Look down the entries below and report how many lines hold the string "true"; write nothing else.
[[ EXCERPTED RECORDS, beginning ]]
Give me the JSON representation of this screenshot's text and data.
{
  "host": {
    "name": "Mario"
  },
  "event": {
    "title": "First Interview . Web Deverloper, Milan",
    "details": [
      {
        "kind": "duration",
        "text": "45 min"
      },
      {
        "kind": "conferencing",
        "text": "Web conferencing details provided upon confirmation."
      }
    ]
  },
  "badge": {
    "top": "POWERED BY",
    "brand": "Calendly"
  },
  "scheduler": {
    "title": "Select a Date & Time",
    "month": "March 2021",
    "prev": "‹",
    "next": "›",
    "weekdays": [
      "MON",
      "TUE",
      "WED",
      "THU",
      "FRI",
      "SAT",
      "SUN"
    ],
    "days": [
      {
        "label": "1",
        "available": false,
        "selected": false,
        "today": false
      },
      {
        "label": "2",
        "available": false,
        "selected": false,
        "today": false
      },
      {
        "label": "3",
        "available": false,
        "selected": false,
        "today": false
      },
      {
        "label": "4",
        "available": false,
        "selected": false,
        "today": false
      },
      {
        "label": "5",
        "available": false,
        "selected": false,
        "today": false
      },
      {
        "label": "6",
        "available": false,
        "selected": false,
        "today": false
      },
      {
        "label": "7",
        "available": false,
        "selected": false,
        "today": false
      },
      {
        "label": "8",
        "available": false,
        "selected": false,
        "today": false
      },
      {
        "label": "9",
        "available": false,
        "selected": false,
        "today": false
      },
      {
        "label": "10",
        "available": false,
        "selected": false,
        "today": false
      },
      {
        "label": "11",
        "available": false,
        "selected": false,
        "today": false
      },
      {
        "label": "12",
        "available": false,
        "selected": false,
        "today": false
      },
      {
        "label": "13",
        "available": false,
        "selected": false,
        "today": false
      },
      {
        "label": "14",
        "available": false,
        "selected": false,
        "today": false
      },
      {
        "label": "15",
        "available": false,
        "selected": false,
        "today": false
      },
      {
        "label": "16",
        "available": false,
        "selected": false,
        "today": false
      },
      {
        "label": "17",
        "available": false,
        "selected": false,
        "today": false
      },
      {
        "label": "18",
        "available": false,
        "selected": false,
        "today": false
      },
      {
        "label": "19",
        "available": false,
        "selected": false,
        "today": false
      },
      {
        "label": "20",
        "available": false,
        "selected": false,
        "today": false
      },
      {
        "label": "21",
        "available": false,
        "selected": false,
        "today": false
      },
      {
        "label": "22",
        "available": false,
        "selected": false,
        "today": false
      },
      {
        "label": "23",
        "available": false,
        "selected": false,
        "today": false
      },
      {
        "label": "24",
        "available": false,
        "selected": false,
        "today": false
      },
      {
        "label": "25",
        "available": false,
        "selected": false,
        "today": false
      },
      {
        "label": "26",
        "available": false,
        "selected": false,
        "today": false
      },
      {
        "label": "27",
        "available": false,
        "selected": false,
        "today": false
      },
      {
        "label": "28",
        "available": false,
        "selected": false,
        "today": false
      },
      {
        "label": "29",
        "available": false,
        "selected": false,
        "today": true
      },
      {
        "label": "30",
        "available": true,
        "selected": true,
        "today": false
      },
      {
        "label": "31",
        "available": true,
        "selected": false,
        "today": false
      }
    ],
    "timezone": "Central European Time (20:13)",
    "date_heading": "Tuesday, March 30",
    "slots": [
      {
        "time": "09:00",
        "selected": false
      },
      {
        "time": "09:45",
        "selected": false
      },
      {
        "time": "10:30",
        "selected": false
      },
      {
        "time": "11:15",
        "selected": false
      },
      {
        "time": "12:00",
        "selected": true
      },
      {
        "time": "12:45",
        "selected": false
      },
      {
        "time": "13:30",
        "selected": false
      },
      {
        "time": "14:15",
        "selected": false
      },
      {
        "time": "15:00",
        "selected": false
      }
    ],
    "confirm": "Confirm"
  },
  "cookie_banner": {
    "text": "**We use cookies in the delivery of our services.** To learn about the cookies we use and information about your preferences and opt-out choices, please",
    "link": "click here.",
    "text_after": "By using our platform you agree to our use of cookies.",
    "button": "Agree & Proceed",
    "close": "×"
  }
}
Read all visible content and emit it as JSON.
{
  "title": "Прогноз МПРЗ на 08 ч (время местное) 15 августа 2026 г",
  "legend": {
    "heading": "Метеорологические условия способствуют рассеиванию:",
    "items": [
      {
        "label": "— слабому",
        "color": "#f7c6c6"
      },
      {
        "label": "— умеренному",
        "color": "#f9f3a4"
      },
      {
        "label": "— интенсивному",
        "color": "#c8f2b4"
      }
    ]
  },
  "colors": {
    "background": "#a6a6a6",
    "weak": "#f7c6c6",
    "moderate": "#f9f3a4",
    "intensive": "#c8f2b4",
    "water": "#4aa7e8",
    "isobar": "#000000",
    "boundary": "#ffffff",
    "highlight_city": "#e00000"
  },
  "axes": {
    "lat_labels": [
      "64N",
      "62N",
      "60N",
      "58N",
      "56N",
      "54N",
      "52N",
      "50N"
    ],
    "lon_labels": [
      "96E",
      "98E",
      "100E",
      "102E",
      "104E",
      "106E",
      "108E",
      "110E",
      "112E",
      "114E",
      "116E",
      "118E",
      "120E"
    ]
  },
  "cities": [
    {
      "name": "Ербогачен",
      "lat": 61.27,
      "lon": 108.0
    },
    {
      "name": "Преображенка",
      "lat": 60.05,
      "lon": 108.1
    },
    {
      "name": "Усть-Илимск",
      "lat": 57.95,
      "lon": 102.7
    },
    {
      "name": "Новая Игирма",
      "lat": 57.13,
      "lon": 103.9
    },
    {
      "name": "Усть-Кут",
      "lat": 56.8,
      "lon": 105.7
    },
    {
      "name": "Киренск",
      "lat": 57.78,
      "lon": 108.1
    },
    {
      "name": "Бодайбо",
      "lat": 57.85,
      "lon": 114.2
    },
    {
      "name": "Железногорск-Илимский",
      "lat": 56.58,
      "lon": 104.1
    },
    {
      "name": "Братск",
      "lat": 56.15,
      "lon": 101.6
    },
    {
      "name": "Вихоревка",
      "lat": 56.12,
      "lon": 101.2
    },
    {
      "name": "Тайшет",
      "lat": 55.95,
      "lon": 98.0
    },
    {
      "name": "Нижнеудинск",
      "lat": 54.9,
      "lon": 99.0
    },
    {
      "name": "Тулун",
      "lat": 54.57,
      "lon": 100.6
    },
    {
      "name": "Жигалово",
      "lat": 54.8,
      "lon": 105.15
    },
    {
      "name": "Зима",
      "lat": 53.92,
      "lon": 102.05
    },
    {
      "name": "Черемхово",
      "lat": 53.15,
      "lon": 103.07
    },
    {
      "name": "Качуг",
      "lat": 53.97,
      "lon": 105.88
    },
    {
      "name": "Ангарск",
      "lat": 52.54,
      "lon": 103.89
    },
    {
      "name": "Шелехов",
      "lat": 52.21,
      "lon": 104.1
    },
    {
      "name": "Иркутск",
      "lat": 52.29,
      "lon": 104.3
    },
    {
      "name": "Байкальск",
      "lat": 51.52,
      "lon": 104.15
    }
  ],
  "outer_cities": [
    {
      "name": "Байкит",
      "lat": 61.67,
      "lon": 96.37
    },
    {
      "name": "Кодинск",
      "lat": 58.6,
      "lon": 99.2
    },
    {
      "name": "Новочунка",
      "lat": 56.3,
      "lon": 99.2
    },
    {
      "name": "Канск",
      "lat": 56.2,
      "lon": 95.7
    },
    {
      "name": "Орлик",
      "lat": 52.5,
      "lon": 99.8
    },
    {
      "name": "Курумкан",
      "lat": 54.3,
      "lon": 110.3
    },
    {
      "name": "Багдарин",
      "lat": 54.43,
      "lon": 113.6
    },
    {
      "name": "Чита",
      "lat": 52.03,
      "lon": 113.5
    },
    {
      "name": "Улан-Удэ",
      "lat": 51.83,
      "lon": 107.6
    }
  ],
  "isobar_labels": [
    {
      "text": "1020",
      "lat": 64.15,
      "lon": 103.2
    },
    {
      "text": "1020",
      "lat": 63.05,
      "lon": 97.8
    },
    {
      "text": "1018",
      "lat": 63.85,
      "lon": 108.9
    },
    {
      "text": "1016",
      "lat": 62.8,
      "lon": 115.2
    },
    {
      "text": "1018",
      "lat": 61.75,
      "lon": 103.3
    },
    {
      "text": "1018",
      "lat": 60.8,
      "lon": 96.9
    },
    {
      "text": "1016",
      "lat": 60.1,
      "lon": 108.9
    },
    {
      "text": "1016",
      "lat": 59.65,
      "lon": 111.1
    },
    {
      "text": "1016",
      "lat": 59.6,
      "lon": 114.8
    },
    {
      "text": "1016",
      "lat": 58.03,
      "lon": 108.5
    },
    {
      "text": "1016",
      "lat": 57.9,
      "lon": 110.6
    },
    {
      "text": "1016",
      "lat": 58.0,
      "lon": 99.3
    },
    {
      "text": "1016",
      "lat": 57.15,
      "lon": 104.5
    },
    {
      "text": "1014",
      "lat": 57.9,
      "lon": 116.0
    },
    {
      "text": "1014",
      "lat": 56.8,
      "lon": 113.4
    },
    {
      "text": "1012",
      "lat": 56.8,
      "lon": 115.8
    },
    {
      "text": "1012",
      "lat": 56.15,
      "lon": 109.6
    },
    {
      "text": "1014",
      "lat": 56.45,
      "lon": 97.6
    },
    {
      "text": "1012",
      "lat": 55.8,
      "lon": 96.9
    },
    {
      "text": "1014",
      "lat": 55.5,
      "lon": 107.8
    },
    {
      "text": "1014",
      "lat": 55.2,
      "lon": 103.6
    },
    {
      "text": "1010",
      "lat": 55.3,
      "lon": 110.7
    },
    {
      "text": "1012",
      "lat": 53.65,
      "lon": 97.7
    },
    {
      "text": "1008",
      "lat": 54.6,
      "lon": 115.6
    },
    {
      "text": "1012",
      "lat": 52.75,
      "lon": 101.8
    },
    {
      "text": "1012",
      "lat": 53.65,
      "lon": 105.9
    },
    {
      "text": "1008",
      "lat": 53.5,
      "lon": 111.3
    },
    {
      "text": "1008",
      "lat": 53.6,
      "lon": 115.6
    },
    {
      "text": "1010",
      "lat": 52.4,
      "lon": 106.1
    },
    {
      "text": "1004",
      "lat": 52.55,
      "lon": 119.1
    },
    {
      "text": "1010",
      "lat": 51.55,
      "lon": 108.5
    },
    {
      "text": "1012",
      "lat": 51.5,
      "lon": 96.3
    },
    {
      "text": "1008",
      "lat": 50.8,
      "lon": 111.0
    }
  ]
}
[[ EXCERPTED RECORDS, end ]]
◆ SOLUTION: 5